Journal or chapter

Platelet ice, the Southern Ocean’s hidden ice: a review

Basal melt of ice shelves is not only an important part of Antarctica’s ice sheet mass budget, but it is also the origin of platelet ice, one of the most distinctive types of sea ice. In many coastal Antarctic regions, ice crystals form and grow in supercooled plumes of Ice Shelf Water. They usually rise towards the surface, becoming trapped under an ice shelf as marine ice or forming a semi-consolidated layer, known as the sub-ice platelet layer, below an overlying sea ice cover. In the latter, sea ice growth consolidates loose crystals to form incorporated platelet ice. These phenomena have numerous and profound impacts on the physical properties, biological processes and biogeochemical cycles associated with Antarctic fast ice: platelet ice contributes to sea ice mass balance and may indicate the extent of ice-shelf basal melting. It can also host a highly productive and uniquely adapted ecosystem.

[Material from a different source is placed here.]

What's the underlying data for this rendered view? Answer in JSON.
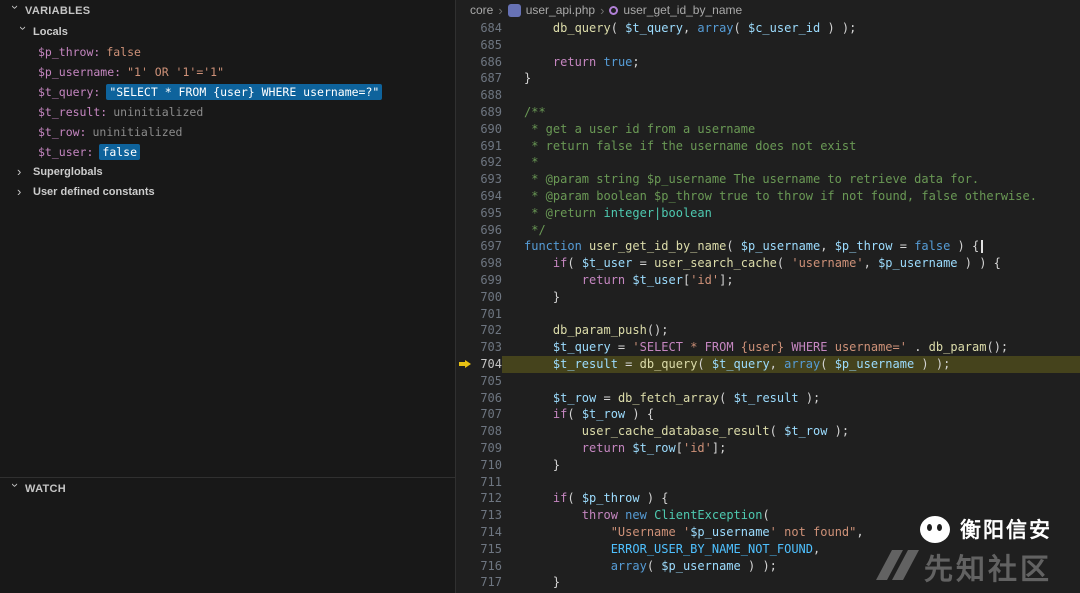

This paper clarifies the terminology and reviews platelet ice formation, observational methods as well as the geographical and seasonal occurrence of this ice type. The physical properties and ecological implications are presented in a way understandable for physicists and biologists alike, thereby providing the background for much needed interdisciplinary research on this topic.


Antarctic sea ice